A good bit on higher education: Americans Think We Have the Best Colleges. We Don’t. Excerpt:
Americans have a split vision of education. Conventional wisdom has long held that our K-12 schools are mediocre or worse, while our colleges and universities are world class. While policy wonks hotly debate K-12 reform ideas like vouchers and the Common Core state standards, higher education is largely left to its own devices. Many families are worried about how to get into and pay for increasingly expensive colleges. But the stellar quality of those institutions is assumed.
Yet a recent multinational study of adult literacy and numeracy skills suggests that this view is wrong. America’s schools and colleges are actually far more alike than people believe — and not in a good way. The nation’s deep education problems, the data suggest, don’t magically disappear once students disappear behind ivy-covered walls.
For another take on this, read Stuart Schneiderman’s analysis here.

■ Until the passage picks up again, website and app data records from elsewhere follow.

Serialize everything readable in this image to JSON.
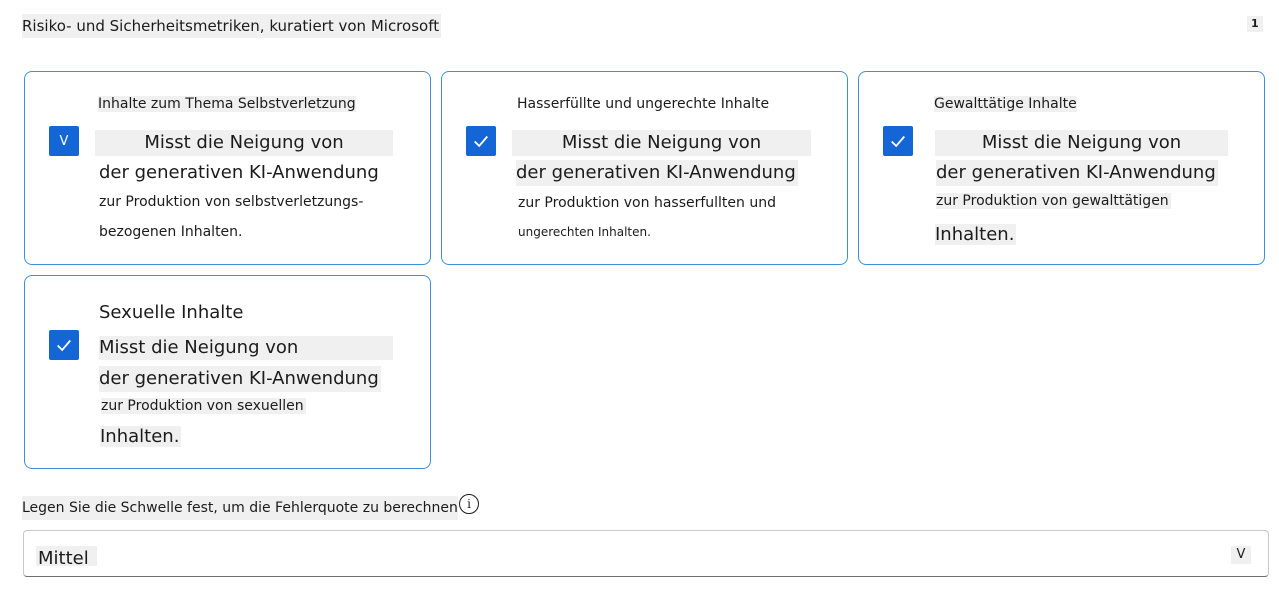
{
  "section": {
    "title": "Risiko- und Sicherheitsmetriken, kuratiert von Microsoft",
    "count": "1"
  },
  "cards": [
    {
      "title": "Inhalte zum Thema Selbstverletzung",
      "checked": true,
      "lines": [
        "Misst die Neigung von",
        "der generativen KI-Anwendung",
        "zur Produktion von selbstverletzungs-",
        "bezogenen Inhalten."
      ]
    },
    {
      "title": "Hasserfüllte und ungerechte Inhalte",
      "checked": true,
      "lines": [
        "Misst die Neigung von",
        "der generativen KI-Anwendung",
        "zur Produktion von hasserfullten und",
        "ungerechten Inhalten."
      ]
    },
    {
      "title": "Gewalttätige Inhalte",
      "checked": true,
      "lines": [
        "Misst die Neigung von",
        "der generativen KI-Anwendung",
        "zur Produktion von gewalttätigen",
        "Inhalten."
      ]
    },
    {
      "title": "Sexuelle Inhalte",
      "checked": true,
      "lines": [
        "Misst die Neigung von",
        "der generativen KI-Anwendung",
        "zur Produktion von sexuellen",
        "Inhalten."
      ]
    }
  ],
  "threshold": {
    "label": "Legen Sie die Schwelle fest, um die Fehlerquote zu berechnen",
    "info_icon": "i",
    "selected": "Mittel",
    "chevron": "V"
  },
  "colors": {
    "checkbox": "#1465d6",
    "card_border": "#3d8fd9"
  }
}
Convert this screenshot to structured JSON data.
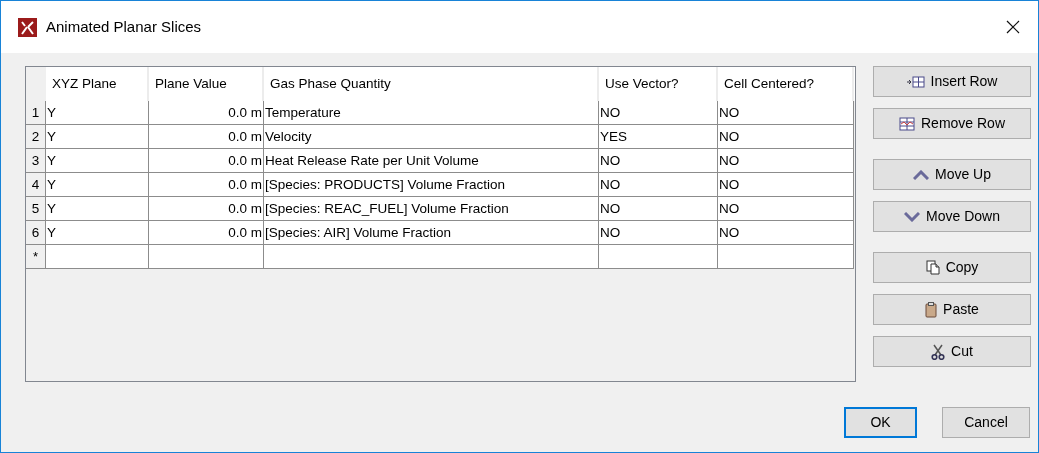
{
  "window": {
    "title": "Animated Planar Slices"
  },
  "table": {
    "columns": [
      "XYZ Plane",
      "Plane Value",
      "Gas Phase Quantity",
      "Use Vector?",
      "Cell Centered?"
    ],
    "rows": [
      {
        "number": "1",
        "cells": [
          "Y",
          "0.0 m",
          "Temperature",
          "NO",
          "NO"
        ]
      },
      {
        "number": "2",
        "cells": [
          "Y",
          "0.0 m",
          "Velocity",
          "YES",
          "NO"
        ]
      },
      {
        "number": "3",
        "cells": [
          "Y",
          "0.0 m",
          "Heat Release Rate per Unit Volume",
          "NO",
          "NO"
        ]
      },
      {
        "number": "4",
        "cells": [
          "Y",
          "0.0 m",
          "[Species: PRODUCTS] Volume Fraction",
          "NO",
          "NO"
        ]
      },
      {
        "number": "5",
        "cells": [
          "Y",
          "0.0 m",
          "[Species: REAC_FUEL] Volume Fraction",
          "NO",
          "NO"
        ]
      },
      {
        "number": "6",
        "cells": [
          "Y",
          "0.0 m",
          "[Species: AIR] Volume Fraction",
          "NO",
          "NO"
        ]
      }
    ],
    "new_row_marker": "*"
  },
  "side_buttons": [
    {
      "label": "Insert Row",
      "kind": "insert"
    },
    {
      "label": "Remove Row",
      "kind": "remove"
    },
    {
      "label": "Move Up",
      "kind": "up"
    },
    {
      "label": "Move Down",
      "kind": "down"
    },
    {
      "label": "Copy",
      "kind": "copy"
    },
    {
      "label": "Paste",
      "kind": "paste"
    },
    {
      "label": "Cut",
      "kind": "cut"
    }
  ],
  "dialog_buttons": [
    {
      "label": "OK",
      "focused": true
    },
    {
      "label": "Cancel",
      "focused": false
    }
  ]
}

Both articles miss one of our major problems with our institutions of higher education, and that is the continued – nay, the increasing offering of crap degrees. The recent, unwashed, unfortunate “Occupy” movement was rife with examples of recipients of such degrees: Dupes who, having been awarded degrees in such areas as Women’s Studies or Underwater Dog Polishing, are now unable to find “suitable work,” and are protesting to have others (taxpayers, the productive, people who made better life decisions than they) pick up their tab.
With a crap degree one may expect to have a crap career. As stated a thousand or more time in these pages, it is not the legitimate role of government to protect people from the consequences of bad decisions.
With that said, it is bordering on fraud for universities – which are taxpayer-supported – to offer crap degrees. The several States should take steps to correct this.